Top of RAW DATA
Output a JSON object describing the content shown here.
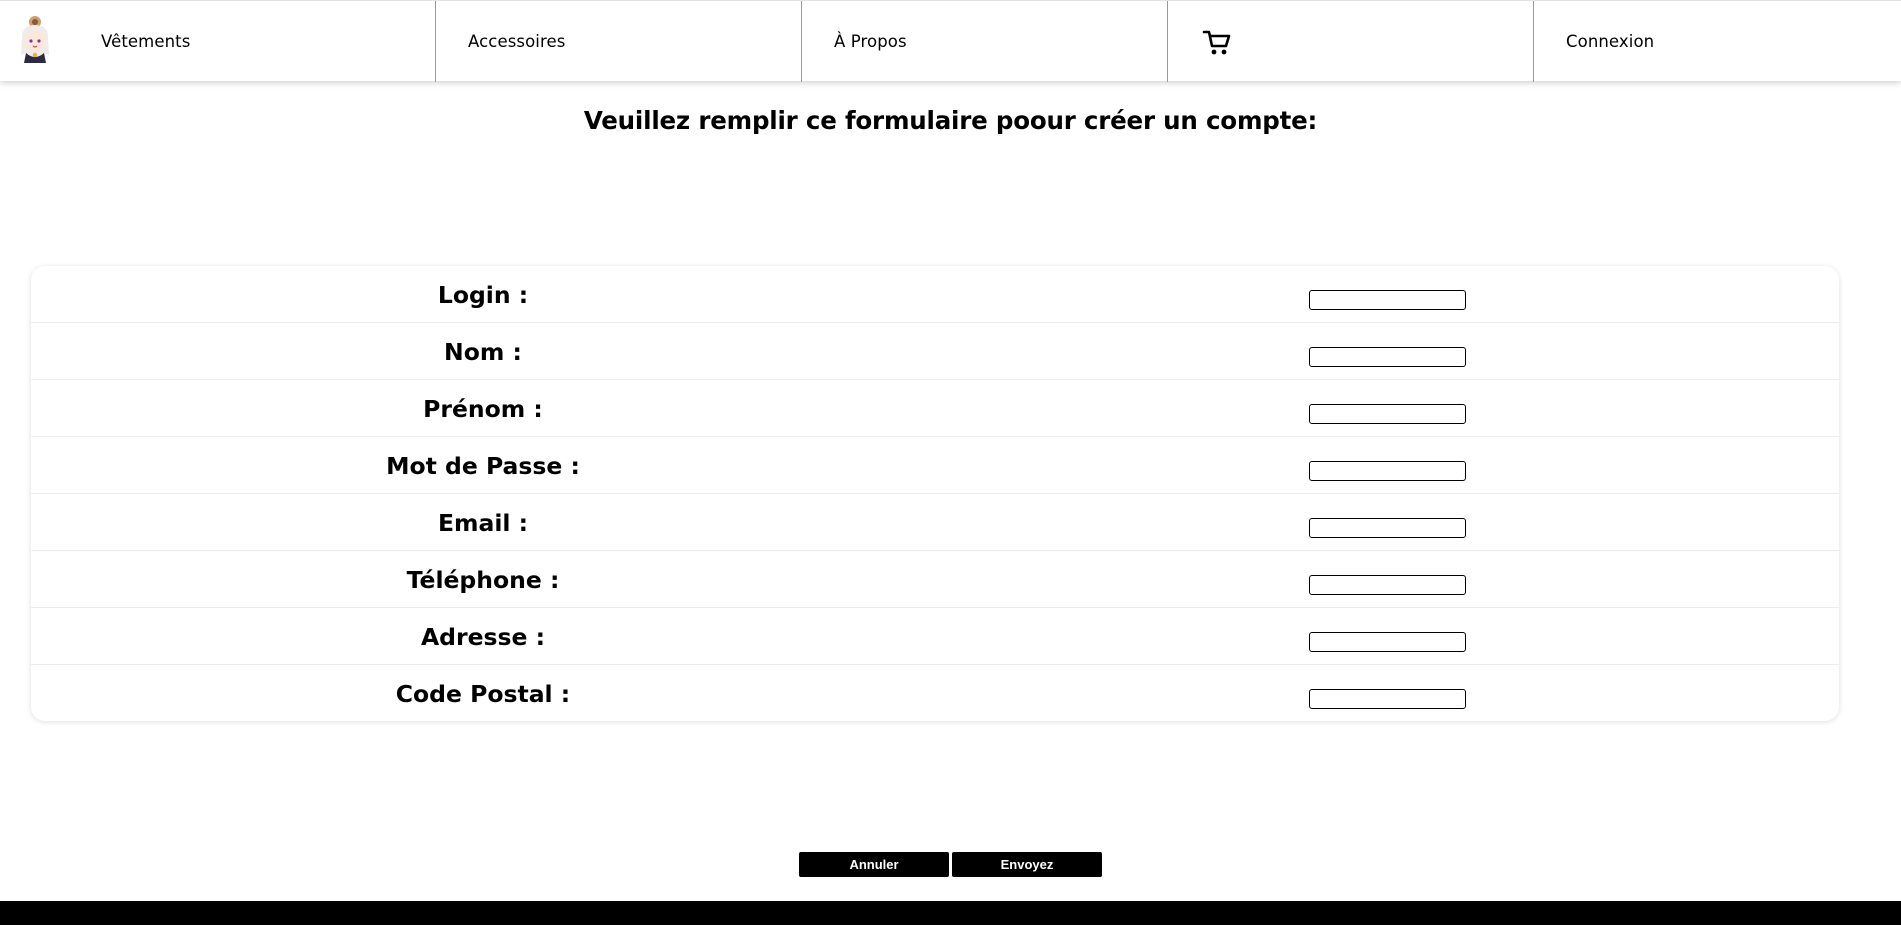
{
  "nav": {
    "logo_icon": "chibi-character-logo-icon",
    "items": [
      {
        "label": "Vêtements"
      },
      {
        "label": "Accessoires"
      },
      {
        "label": "À Propos"
      },
      {
        "icon": "cart-icon"
      },
      {
        "label": "Connexion"
      }
    ]
  },
  "page": {
    "title": "Veuillez remplir ce formulaire poour créer un compte:"
  },
  "form": {
    "fields": [
      {
        "label": "Login :",
        "value": ""
      },
      {
        "label": "Nom :",
        "value": ""
      },
      {
        "label": "Prénom :",
        "value": ""
      },
      {
        "label": "Mot de Passe :",
        "value": ""
      },
      {
        "label": "Email :",
        "value": ""
      },
      {
        "label": "Téléphone :",
        "value": ""
      },
      {
        "label": "Adresse :",
        "value": ""
      },
      {
        "label": "Code Postal :",
        "value": ""
      }
    ]
  },
  "buttons": {
    "cancel_label": "Annuler",
    "submit_label": "Envoyez"
  },
  "colors": {
    "text": "#000000",
    "background": "#ffffff",
    "button_bg": "#000000",
    "button_text": "#ffffff",
    "footer": "#000000"
  }
}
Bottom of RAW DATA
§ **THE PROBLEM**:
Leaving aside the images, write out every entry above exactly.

§ **TASK RESPONSE**:
Output a JSON object describing the content shown here.
{
  "nav": {
    "logo_icon": "chibi-character-logo-icon",
    "items": [
      {
        "label": "Vêtements"
      },
      {
        "label": "Accessoires"
      },
      {
        "label": "À Propos"
      },
      {
        "icon": "cart-icon"
      },
      {
        "label": "Connexion"
      }
    ]
  },
  "page": {
    "title": "Veuillez remplir ce formulaire poour créer un compte:"
  },
  "form": {
    "fields": [
      {
        "label": "Login :",
        "value": ""
      },
      {
        "label": "Nom :",
        "value": ""
      },
      {
        "label": "Prénom :",
        "value": ""
      },
      {
        "label": "Mot de Passe :",
        "value": ""
      },
      {
        "label": "Email :",
        "value": ""
      },
      {
        "label": "Téléphone :",
        "value": ""
      },
      {
        "label": "Adresse :",
        "value": ""
      },
      {
        "label": "Code Postal :",
        "value": ""
      }
    ]
  },
  "buttons": {
    "cancel_label": "Annuler",
    "submit_label": "Envoyez"
  },
  "colors": {
    "text": "#000000",
    "background": "#ffffff",
    "button_bg": "#000000",
    "button_text": "#ffffff",
    "footer": "#000000"
  }
}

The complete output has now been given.